Arteta, on the other hand, is planning long-term. It was always going to take time, prowess and relentless enthusiasm to deconstruct the negativity of Unai Emery’s regime. And so far, Arteta seems up to the task. Unlike his counterpart at Old Trafford, who continues to flounder despite now being in the job for more than a year.
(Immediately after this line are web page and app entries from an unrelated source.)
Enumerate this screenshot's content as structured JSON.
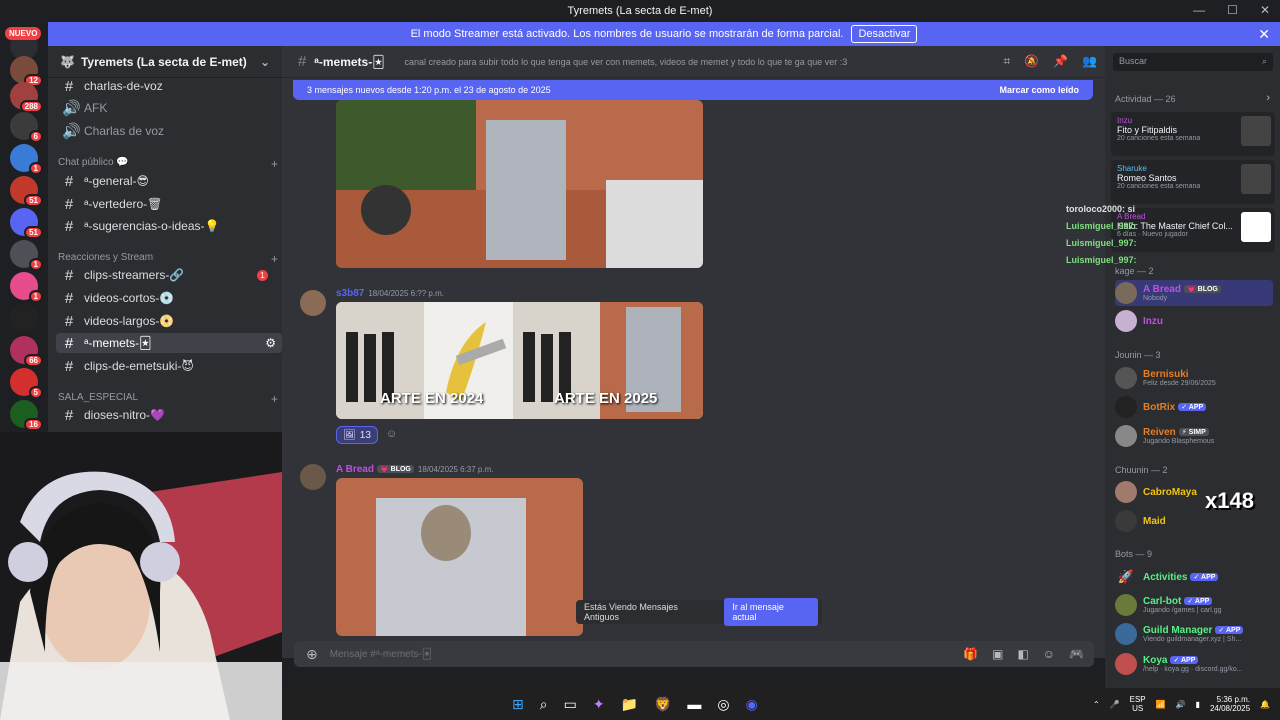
{
  "window": {
    "title": "Tyremets (La secta de E-met)",
    "min": "—",
    "max": "☐",
    "close": "✕"
  },
  "banner": {
    "text": "El modo Streamer está activado. Los nombres de usuario se mostrarán de forma parcial.",
    "button": "Desactivar"
  },
  "rail": {
    "nuevo": "NUEVO",
    "badges": [
      "12",
      "288",
      "6",
      "1",
      "51",
      "51",
      "1",
      "1",
      "66",
      "5",
      "16"
    ]
  },
  "server": {
    "name": "Tyremets (La secta de E-met)"
  },
  "channels": {
    "voice": [
      "charlas-de-voz",
      "AFK",
      "Charlas de voz"
    ],
    "cat_public": "Chat público 💬",
    "public": [
      "ᵃ-general-😎",
      "ᵃ-vertedero-🗑",
      "ᵃ-sugerencias-o-ideas-💡"
    ],
    "cat_reactions": "Reacciones y Stream",
    "reactions": [
      "clips-streamers-🔗",
      "videos-cortos-💿",
      "videos-largos-📀",
      "ᵃ-memets-🃏",
      "clips-de-emetsuki-😈"
    ],
    "unread": "1",
    "cat_special": "SALA_ESPECIAL",
    "special": [
      "dioses-nitro-💜"
    ]
  },
  "header": {
    "channel": "ᵃ-memets-🃏",
    "topic": "canal creado para subir todo lo que tenga que ver con memets, videos de memet y todo lo que te ga que ver :3",
    "search_placeholder": "Buscar"
  },
  "newbar": {
    "text": "3 mensajes nuevos desde 1:20 p.m. el 23 de agosto de 2025",
    "mark": "Marcar como leído"
  },
  "messages": [
    {
      "author": "s3b87",
      "timestamp": "18/04/2025 6:?? p.m.",
      "captions": [
        "ARTE EN 2024",
        "ARTE EN 2025"
      ],
      "reaction_count": "13"
    },
    {
      "author": "A Bread",
      "tag": "💗 BLOG",
      "timestamp": "18/04/2025 6:37 p.m."
    }
  ],
  "old_messages": {
    "text": "Estás Viendo Mensajes Antiguos",
    "button": "Ir al mensaje actual"
  },
  "composer": {
    "placeholder": "Mensaje #ᵃ-memets-🃏"
  },
  "overlay_chat": [
    {
      "name": "toroloco2000",
      "msg": ": si",
      "color": "#e0e0e0"
    },
    {
      "name": "Luismiguel_997",
      "msg": ":",
      "color": "#7ee07e"
    },
    {
      "name": "Luismiguel_997",
      "msg": ":",
      "color": "#7ee07e"
    },
    {
      "name": "Luismiguel_997",
      "msg": ":",
      "color": "#7ee07e"
    }
  ],
  "members": {
    "activity_title": "Actividad — 26",
    "activities": [
      {
        "user": "Inzu",
        "title": "Fito y Fitipaldis",
        "sub": "20 canciones esta semana"
      },
      {
        "user": "Sharuke",
        "title": "Romeo Santos",
        "sub": "20 canciones esta semana"
      },
      {
        "user": "A Bread",
        "title": "Halo: The Master Chief Col...",
        "sub": "6 días · Nuevo jugador"
      }
    ],
    "kage": "kage — 2",
    "kage_list": [
      {
        "name": "A Bread",
        "tag": "💗 BLOG",
        "sub": "Nobody",
        "color": "#c04fe0"
      },
      {
        "name": "Inzu",
        "tag": "",
        "sub": "",
        "color": "#c04fe0"
      }
    ],
    "jounin": "Jounin — 3",
    "jounin_list": [
      {
        "name": "Bernisuki",
        "tag": "",
        "sub": "Feliz desde 29/06/2025",
        "color": "#e67e22"
      },
      {
        "name": "BotRix",
        "tag": "✓ APP",
        "sub": "",
        "color": "#e67e22"
      },
      {
        "name": "Reiven",
        "tag": "⚡ SIMP",
        "sub": "Jugando Blasphemous",
        "color": "#e67e22"
      }
    ],
    "chuunin": "Chuunin — 2",
    "chuunin_list": [
      {
        "name": "CabroMaya",
        "tag": "",
        "sub": "",
        "color": "#f1c40f"
      },
      {
        "name": "Maid",
        "tag": "",
        "sub": "",
        "color": "#f1c40f"
      }
    ],
    "bots": "Bots — 9",
    "bot_list": [
      {
        "name": "Activities",
        "tag": "✓ APP",
        "sub": "",
        "color": "#57f287"
      },
      {
        "name": "Carl-bot",
        "tag": "✓ APP",
        "sub": "Jugando /games | carl.gg",
        "color": "#57f287"
      },
      {
        "name": "Guild Manager",
        "tag": "✓ APP",
        "sub": "Viendo guildmanager.xyz | Sh...",
        "color": "#57f287"
      },
      {
        "name": "Koya",
        "tag": "✓ APP",
        "sub": "/help · koya.gg · discord.gg/ko...",
        "color": "#57f287"
      }
    ],
    "overlay_count": "x148"
  },
  "taskbar": {
    "lang": "ESP",
    "lang2": "US",
    "time": "5:36 p.m.",
    "date": "24/08/2025"
  }
}
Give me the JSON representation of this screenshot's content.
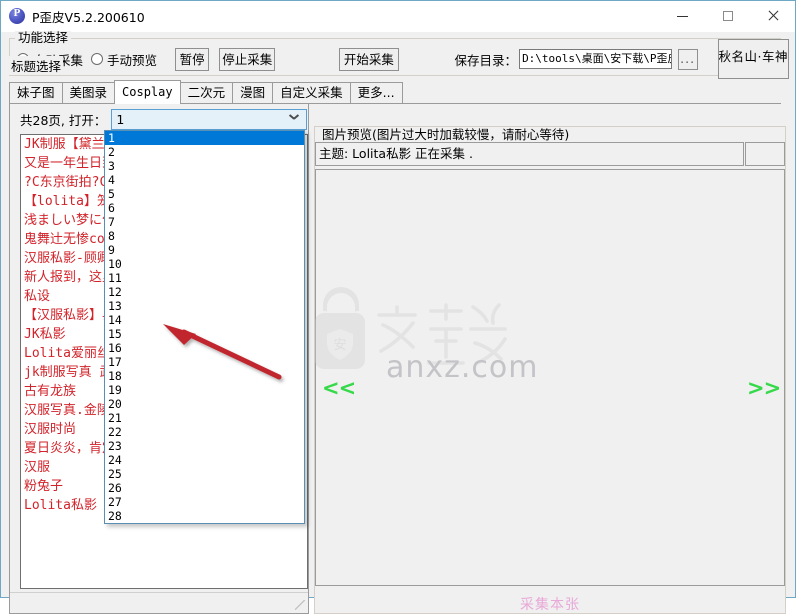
{
  "window": {
    "title": "P歪皮V5.2.200610",
    "app_icon": "app-logo-icon",
    "minimize": "—",
    "maximize": "□",
    "close": "✕"
  },
  "function_group": {
    "legend": "功能选择",
    "radio_auto": "自动采集",
    "radio_manual": "手动预览",
    "btn_pause": "暂停",
    "btn_stop": "停止采集",
    "btn_start": "开始采集",
    "save_label": "保存目录：",
    "save_path": "D:\\tools\\桌面\\安下载\\P歪皮-多图采",
    "btn_browse": "...",
    "btn_brand": "秋名山·车神"
  },
  "tabs": [
    {
      "label": "妹子图",
      "selected": false
    },
    {
      "label": "美图录",
      "selected": false
    },
    {
      "label": "Cosplay",
      "selected": true
    },
    {
      "label": "二次元",
      "selected": false
    },
    {
      "label": "漫图",
      "selected": false
    },
    {
      "label": "自定义采集",
      "selected": false
    },
    {
      "label": "更多...",
      "selected": false
    }
  ],
  "left_panel": {
    "page_label": "共28页, 打开：",
    "page_value": "1",
    "list_legend": "标题选择",
    "dropdown_options": [
      "1",
      "2",
      "3",
      "4",
      "5",
      "6",
      "7",
      "8",
      "9",
      "10",
      "11",
      "12",
      "13",
      "14",
      "15",
      "16",
      "17",
      "18",
      "19",
      "20",
      "21",
      "22",
      "23",
      "24",
      "25",
      "26",
      "27",
      "28"
    ],
    "dropdown_selected": "1",
    "titles": [
      "JK制服【黛兰】",
      "又是一年生日到 э",
      "?C东京街拍?C?C中",
      "【lolita】笼中梦",
      "浅ましい梦に化か",
      "鬼舞辻无惨cos",
      "汉服私影-顾卿颜",
      "新人报到，这里c",
      "私设",
      "【汉服私影】昙花",
      "JK私影",
      "Lolita爱丽丝的梦",
      "jk制服写真 武装",
      "古有龙族",
      "汉服写真.金陵往",
      "汉服时尚",
      "夏日炎炎，肯定还",
      "汉服",
      "粉兔子",
      "Lolita私影"
    ]
  },
  "right_panel": {
    "legend": "图片预览(图片过大时加载较慢，请耐心等待)",
    "subject": "主题: Lolita私影 正在采集 .",
    "nav_prev": "<<",
    "nav_next": ">>",
    "collect_current": "采集本张",
    "watermark_text": "anxz.com",
    "watermark_logo": "安下载"
  },
  "colors": {
    "accent_blue": "#0078d7",
    "window_border": "#6ea8c4",
    "title_list_red": "#d2232a",
    "nav_green": "#36d94a",
    "collect_pink": "#e8a8d8",
    "annotation_red": "#c1282d",
    "face_gray": "#f0f0f0"
  }
}
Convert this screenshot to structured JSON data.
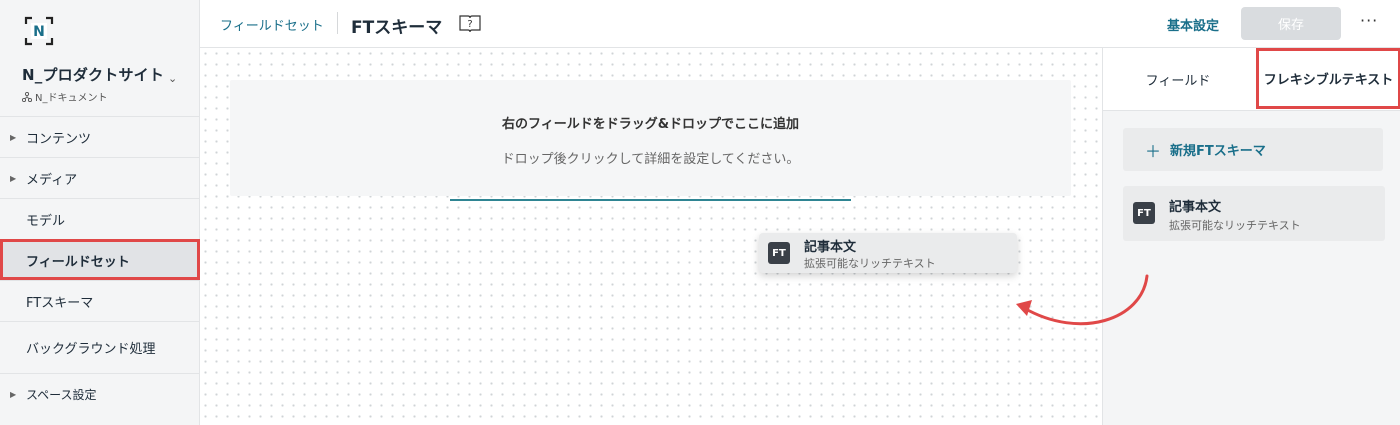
{
  "sidebar": {
    "project_name": "N_プロダクトサイト",
    "project_sub": "N_ドキュメント",
    "items": [
      {
        "label": "コンテンツ"
      },
      {
        "label": "メディア"
      },
      {
        "label": "モデル"
      },
      {
        "label": "フィールドセット"
      },
      {
        "label": "FTスキーマ"
      },
      {
        "label": "バックグラウンド処理"
      },
      {
        "label": "スペース設定"
      }
    ]
  },
  "header": {
    "breadcrumb": "フィールドセット",
    "title": "FTスキーマ",
    "basic_settings": "基本設定",
    "save": "保存",
    "more": "···"
  },
  "canvas": {
    "drop_title": "右のフィールドをドラッグ&ドロップでここに追加",
    "drop_sub": "ドロップ後クリックして詳細を設定してください。",
    "drag_card": {
      "badge": "FT",
      "title": "記事本文",
      "sub": "拡張可能なリッチテキスト"
    }
  },
  "panel": {
    "tabs": [
      {
        "label": "フィールド"
      },
      {
        "label": "フレキシブルテキスト"
      }
    ],
    "new_schema": "新規FTスキーマ",
    "schema_card": {
      "badge": "FT",
      "title": "記事本文",
      "sub": "拡張可能なリッチテキスト"
    }
  },
  "colors": {
    "accent": "#1a6f8a",
    "highlight": "#e04848",
    "dropline": "#2f8593"
  }
}
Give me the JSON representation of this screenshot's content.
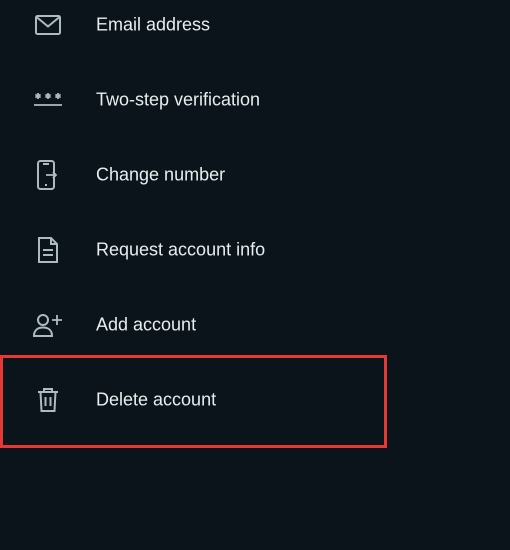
{
  "settings": {
    "items": [
      {
        "label": "Email address",
        "icon": "mail-icon"
      },
      {
        "label": "Two-step verification",
        "icon": "password-dots-icon"
      },
      {
        "label": "Change number",
        "icon": "phone-change-icon"
      },
      {
        "label": "Request account info",
        "icon": "document-icon"
      },
      {
        "label": "Add account",
        "icon": "add-person-icon"
      },
      {
        "label": "Delete account",
        "icon": "trash-icon"
      }
    ]
  },
  "colors": {
    "background": "#0b141a",
    "text": "#e9edef",
    "icon": "#aebac1",
    "highlight_border": "#e53935"
  }
}
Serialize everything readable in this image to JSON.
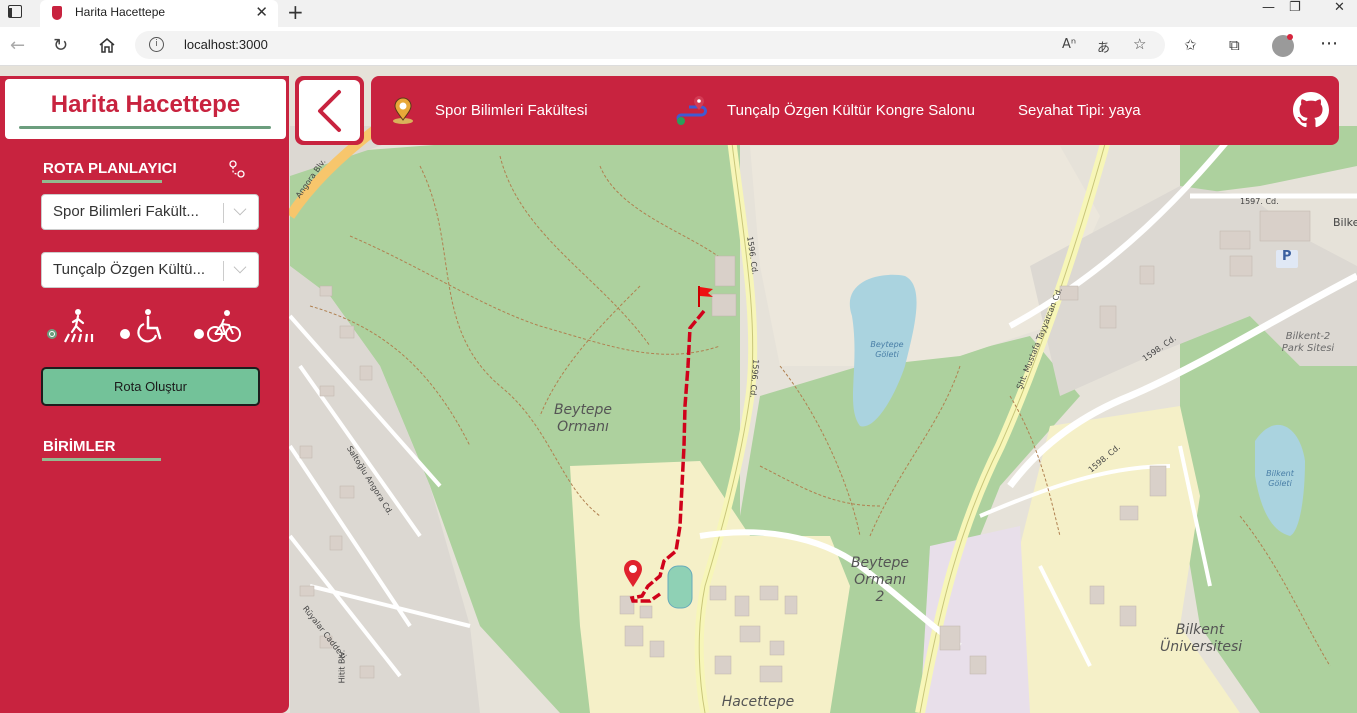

In having to replace legendary managers who defined the modern eras of their clubs, both Man. Utd and Arsenal have endured their fair share of struggles. But with two very different managers leading very different trajectories, the similarities may soon come to an end.